◆ HOW TO COMPLETE THIS TASK
Report each line of the records below that holds the word "الفطر".

• • • •

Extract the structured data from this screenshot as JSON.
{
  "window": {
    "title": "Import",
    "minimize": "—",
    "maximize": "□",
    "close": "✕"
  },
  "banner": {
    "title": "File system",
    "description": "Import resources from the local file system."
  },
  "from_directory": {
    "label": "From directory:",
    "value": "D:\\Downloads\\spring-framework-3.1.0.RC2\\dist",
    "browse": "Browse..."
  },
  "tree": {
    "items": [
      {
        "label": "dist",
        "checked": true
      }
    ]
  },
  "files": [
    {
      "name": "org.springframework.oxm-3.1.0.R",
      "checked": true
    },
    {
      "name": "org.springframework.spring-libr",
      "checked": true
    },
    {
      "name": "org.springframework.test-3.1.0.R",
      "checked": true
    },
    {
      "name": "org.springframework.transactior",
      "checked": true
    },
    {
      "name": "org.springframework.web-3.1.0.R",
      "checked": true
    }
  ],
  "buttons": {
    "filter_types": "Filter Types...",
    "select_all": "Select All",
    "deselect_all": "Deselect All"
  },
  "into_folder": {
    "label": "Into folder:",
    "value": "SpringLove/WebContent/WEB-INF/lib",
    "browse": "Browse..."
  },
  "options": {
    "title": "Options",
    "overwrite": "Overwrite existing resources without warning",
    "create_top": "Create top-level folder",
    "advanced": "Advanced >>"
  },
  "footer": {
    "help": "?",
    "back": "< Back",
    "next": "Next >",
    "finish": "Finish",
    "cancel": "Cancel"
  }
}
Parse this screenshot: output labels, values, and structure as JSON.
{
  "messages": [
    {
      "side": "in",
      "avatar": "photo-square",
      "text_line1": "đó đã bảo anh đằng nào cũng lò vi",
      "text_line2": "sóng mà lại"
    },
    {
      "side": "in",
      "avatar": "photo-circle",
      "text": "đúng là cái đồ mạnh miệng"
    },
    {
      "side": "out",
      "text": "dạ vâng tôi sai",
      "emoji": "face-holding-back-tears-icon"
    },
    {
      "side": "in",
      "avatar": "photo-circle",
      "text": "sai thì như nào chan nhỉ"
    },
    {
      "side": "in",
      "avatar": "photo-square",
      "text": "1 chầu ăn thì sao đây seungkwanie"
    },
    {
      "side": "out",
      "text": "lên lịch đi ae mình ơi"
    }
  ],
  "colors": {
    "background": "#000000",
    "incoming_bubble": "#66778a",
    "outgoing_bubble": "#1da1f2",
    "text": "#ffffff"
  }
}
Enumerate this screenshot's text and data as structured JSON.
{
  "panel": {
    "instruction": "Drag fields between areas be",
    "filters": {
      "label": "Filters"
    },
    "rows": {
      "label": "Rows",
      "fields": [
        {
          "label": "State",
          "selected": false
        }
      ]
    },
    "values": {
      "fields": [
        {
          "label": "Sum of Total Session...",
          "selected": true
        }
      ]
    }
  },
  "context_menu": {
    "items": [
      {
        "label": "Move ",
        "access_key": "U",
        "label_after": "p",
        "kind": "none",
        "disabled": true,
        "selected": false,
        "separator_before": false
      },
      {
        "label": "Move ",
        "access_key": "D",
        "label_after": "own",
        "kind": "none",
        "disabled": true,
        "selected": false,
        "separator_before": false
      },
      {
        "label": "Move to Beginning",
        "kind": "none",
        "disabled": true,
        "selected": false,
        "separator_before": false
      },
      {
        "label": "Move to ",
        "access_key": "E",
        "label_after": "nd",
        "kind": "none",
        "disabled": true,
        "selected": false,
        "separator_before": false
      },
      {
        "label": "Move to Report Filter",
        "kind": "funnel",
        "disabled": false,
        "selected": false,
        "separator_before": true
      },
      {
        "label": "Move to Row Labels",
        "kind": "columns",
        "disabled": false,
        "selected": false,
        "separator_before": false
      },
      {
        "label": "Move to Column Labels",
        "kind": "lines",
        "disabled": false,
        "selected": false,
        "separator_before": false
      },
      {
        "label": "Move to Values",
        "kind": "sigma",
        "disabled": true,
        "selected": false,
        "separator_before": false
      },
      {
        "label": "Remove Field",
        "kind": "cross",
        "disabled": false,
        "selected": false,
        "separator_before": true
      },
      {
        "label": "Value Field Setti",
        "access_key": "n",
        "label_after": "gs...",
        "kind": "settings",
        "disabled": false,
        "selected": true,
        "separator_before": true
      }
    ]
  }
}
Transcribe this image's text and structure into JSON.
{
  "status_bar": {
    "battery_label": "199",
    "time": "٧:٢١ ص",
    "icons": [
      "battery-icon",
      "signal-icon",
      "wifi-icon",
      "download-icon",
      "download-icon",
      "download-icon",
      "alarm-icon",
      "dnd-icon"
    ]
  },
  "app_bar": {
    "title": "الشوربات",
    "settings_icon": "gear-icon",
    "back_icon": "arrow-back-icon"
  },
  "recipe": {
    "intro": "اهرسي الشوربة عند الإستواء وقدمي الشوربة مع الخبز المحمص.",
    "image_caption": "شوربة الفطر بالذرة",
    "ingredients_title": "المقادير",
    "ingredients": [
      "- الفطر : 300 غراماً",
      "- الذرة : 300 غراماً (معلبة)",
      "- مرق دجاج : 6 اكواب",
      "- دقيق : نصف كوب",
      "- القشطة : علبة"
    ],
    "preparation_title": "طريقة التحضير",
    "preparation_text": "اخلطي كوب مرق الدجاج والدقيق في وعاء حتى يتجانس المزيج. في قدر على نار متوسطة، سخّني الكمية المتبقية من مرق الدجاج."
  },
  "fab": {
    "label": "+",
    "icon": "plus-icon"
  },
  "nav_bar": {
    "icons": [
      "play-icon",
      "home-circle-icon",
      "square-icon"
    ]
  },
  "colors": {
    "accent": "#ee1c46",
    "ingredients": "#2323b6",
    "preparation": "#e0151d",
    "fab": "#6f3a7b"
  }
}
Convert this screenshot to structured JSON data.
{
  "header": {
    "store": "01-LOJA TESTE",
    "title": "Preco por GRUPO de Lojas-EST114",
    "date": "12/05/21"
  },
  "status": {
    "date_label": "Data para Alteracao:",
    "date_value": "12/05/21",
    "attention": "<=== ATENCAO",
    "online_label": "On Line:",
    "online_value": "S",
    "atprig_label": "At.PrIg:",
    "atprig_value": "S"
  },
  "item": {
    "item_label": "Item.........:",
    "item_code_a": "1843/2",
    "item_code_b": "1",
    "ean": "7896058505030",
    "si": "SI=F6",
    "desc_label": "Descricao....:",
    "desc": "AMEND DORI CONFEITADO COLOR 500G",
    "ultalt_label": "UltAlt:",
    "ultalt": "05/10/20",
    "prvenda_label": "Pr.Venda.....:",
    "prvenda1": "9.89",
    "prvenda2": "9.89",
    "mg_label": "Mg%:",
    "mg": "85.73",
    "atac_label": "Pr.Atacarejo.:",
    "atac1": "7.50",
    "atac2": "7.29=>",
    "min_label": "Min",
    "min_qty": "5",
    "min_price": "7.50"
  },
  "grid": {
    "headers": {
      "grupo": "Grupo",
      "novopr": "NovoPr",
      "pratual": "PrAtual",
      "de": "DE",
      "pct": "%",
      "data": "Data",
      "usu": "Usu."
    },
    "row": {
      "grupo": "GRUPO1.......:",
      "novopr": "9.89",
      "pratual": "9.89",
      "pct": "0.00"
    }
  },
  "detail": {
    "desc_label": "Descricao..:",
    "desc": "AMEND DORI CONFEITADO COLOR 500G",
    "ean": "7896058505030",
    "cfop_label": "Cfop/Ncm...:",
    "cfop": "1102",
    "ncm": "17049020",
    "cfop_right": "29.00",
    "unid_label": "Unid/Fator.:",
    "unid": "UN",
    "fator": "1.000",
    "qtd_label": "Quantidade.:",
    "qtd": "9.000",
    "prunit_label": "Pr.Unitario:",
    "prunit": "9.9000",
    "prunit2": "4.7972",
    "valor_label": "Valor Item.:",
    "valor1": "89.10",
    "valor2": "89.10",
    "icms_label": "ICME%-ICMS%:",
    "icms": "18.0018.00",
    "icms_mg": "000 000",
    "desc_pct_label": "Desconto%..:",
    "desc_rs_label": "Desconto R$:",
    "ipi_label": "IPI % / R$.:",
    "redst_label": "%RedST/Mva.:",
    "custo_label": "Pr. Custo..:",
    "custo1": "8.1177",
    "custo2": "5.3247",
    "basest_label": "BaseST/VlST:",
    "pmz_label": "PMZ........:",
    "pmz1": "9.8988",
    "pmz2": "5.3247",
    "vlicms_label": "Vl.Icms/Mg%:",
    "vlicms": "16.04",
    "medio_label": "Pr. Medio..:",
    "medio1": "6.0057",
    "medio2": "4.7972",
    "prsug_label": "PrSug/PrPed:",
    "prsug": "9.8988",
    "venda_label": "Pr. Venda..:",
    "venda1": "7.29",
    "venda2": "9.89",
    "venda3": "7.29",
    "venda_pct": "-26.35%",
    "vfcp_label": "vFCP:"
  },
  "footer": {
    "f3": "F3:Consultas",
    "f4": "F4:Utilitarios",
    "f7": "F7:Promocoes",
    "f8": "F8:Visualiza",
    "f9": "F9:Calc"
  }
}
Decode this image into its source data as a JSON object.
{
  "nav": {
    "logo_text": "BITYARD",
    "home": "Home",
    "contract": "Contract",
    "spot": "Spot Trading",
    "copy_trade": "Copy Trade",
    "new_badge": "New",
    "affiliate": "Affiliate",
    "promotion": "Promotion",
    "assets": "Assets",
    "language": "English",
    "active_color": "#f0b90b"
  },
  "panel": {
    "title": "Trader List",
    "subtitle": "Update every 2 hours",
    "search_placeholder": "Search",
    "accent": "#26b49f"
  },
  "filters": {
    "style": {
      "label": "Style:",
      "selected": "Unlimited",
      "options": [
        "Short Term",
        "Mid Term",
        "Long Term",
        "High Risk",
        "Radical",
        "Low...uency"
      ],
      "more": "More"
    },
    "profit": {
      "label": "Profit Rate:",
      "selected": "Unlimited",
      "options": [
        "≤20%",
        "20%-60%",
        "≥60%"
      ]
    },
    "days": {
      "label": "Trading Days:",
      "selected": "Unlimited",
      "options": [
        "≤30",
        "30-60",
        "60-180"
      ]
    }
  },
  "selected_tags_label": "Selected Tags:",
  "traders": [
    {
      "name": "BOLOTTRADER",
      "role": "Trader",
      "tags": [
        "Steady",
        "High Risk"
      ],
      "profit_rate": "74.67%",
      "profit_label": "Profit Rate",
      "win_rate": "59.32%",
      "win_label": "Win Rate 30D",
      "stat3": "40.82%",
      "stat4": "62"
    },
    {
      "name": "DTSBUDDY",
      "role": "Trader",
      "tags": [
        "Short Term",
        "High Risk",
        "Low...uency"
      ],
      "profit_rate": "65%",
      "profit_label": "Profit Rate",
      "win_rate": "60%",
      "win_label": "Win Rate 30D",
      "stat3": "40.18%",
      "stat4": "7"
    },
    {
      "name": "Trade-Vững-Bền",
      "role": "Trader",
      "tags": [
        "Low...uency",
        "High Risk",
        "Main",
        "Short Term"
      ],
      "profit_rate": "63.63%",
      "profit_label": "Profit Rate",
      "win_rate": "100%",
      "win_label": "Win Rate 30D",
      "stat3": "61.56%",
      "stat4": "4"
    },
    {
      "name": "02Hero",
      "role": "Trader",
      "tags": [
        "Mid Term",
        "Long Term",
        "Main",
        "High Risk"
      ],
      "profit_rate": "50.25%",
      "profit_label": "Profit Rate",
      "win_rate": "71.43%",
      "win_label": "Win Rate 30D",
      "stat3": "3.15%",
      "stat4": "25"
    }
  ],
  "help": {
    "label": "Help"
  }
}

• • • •

◆ EXERCISE RESULT
    "image_caption": "شوربة الفطر بالذرة",
      "- الفطر : 300 غراماً",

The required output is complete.